(Stored data entries)
━━━━━━━━━━

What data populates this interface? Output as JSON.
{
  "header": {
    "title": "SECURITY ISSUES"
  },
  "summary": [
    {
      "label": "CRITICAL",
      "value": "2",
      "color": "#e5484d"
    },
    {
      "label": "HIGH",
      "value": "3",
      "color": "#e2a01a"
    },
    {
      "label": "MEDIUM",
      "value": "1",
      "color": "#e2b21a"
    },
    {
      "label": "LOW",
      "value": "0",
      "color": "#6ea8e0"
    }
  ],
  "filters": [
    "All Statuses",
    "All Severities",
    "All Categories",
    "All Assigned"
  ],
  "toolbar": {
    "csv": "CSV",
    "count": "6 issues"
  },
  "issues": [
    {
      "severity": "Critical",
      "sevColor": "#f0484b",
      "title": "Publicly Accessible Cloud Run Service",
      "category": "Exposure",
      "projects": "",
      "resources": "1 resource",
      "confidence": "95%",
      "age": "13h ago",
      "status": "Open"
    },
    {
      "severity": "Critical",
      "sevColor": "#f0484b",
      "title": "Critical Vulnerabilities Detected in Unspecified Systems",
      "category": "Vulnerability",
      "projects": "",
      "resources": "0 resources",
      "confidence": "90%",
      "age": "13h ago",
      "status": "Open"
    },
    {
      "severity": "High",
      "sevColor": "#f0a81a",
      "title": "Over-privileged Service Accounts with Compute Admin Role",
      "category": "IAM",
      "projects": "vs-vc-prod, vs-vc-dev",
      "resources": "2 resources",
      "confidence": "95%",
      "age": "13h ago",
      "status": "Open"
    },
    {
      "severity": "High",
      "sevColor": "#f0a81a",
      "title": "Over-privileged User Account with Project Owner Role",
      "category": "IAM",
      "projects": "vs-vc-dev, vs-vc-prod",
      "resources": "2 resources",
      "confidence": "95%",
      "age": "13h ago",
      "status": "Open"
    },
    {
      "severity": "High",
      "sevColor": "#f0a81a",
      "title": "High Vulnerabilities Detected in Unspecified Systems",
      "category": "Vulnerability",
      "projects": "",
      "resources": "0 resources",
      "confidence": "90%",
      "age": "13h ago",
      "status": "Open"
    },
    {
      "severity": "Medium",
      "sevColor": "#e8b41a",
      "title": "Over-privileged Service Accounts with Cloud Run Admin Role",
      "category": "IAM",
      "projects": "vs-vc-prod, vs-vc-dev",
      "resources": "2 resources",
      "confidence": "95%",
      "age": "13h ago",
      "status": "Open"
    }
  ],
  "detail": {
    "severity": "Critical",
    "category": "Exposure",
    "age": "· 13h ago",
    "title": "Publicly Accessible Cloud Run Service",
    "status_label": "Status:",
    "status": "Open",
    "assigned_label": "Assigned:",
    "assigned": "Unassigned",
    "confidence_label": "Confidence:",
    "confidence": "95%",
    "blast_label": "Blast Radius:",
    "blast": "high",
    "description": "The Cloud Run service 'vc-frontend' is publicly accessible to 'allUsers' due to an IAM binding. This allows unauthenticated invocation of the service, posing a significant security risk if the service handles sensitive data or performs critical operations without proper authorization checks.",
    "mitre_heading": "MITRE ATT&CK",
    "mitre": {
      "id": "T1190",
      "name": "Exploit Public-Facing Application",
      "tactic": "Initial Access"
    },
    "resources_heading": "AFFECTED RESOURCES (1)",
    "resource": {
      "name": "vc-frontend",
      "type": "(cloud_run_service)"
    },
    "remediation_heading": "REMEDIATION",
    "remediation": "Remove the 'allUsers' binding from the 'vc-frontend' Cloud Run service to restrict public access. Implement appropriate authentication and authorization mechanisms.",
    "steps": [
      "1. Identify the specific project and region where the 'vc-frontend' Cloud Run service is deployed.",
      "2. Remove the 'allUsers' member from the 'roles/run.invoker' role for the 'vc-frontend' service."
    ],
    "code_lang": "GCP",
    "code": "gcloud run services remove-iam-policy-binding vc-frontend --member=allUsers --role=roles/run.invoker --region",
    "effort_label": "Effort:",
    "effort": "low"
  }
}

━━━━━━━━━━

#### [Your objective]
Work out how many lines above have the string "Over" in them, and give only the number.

#### [Written answer]
3